AC3: "You're Doing It Wrong!"

CVG reviews Assassin's Creed 3:

Some missions are so torturously linear that even the slightest deviation from the prescribed path results in 'synchronization lost' and an excruciating loading break. There are simply too many rote stealth and chase missions that end abruptly if you make the slightest mistake. You feel like you're being punished for being creative too. Even if you work out a clever alternative way to complete an objective, you still fail because you haven't done it precisely as the developers intended.

This slipshod, rigid design is completely at odds with the freedom you're granted between missions.


Ex-Rare Devs Planning Banjo-Tooie Spiritual Successor

IGN says previous Rare employees have reunited to build a spiritual successor to the Nintendo 64 classic Banjo-Tooie complete with the "same kind of humour, silly characters, fun game play, great tunes and all that stuff." You can follow them via Twitter.

Now if only they'd recruit the rest of the old Rare/Free Radical team for a spiritual successor to Timesplitters... Baby steps for now.

Nintendo & Annual Sequels

Its something I noticed in the most recently in the CVG interview with Alex Hutchinson. While the most shocking point in the article was made by Hutchinson, the thing I'll be focusing on here was mentioned by the interviewer:

Why do Nintendo get it right? It releases a new edition of the same franchise every year and no one bats an eyelid. Why?

Please tell me what "franchise" Nintendo rehashes annually, because I would like to know. The only example I know of was the Hudson Soft developed Mario Party titles during the Nintendo 64/Gamecube generations. Following that, there was a 5 year gap between Mario Party releases on the Wii. These is no other Nintendo franchise that has sustained a regular annual release schedule.

So, with that in mind I'm going to make an assumption: I'm going to assume that the interviewer meant Mario games. It's something we've all heard before–its often regurgitated as fact across forums. And while it may make business sense to consider Mario a franchise, its very different from most franchises.

Mario as a Label

First off, Mario is a character; he stars in a variety of video game series, each of which may spawn their own sequels and spin-offs, but they are all unique. Mario titles span a wide breadth of genres, such as platformers, party, sports, puzzle, fighting and RPG. All of these games are fundamentally different and often only see one iteration per platform per generation. The only thing these games have in common is the Mario universe and characters. It is because of this that he functions more as a label for all of the games he stars in–a guarantee of quality, light-hearted whimsical fun. Meanwhile, Western studios are pumping out a new Madden, Call of Duty and Assassin's Creed in a year or less and these are sequels in the same series with the same gameplay.

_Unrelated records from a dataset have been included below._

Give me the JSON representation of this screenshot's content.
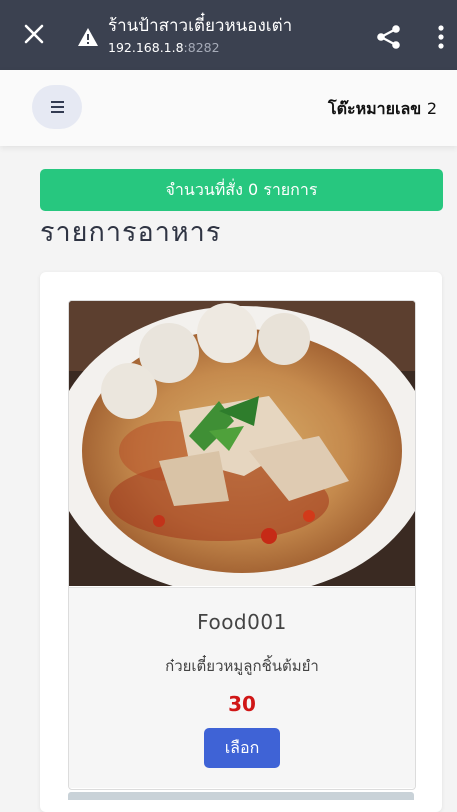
{
  "browser": {
    "title": "ร้านป้าสาวเตี๋ยวหนองเต่า",
    "host": "192.168.1.8",
    "port": ":8282",
    "close_icon": "close-icon",
    "warning_icon": "warning-icon",
    "share_icon": "share-icon",
    "more_icon": "more-vert-icon"
  },
  "header": {
    "menu_icon": "hamburger-menu-icon",
    "table_label": "โต๊ะหมายเลข",
    "table_number": "2"
  },
  "order": {
    "banner_text": "จำนวนที่สั่ง 0 รายการ"
  },
  "section": {
    "title": "รายการอาหาร"
  },
  "menu_items": [
    {
      "code": "Food001",
      "name": "ก๋วยเตี๋ยวหมูลูกชิ้นต้มยำ",
      "price": "30",
      "select_label": "เลือก"
    }
  ],
  "colors": {
    "browser_bar": "#3b4150",
    "banner": "#27c77f",
    "price": "#d01616",
    "button": "#3f63d6"
  }
}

Fact: Madden has been on an annual schedule for over two decades.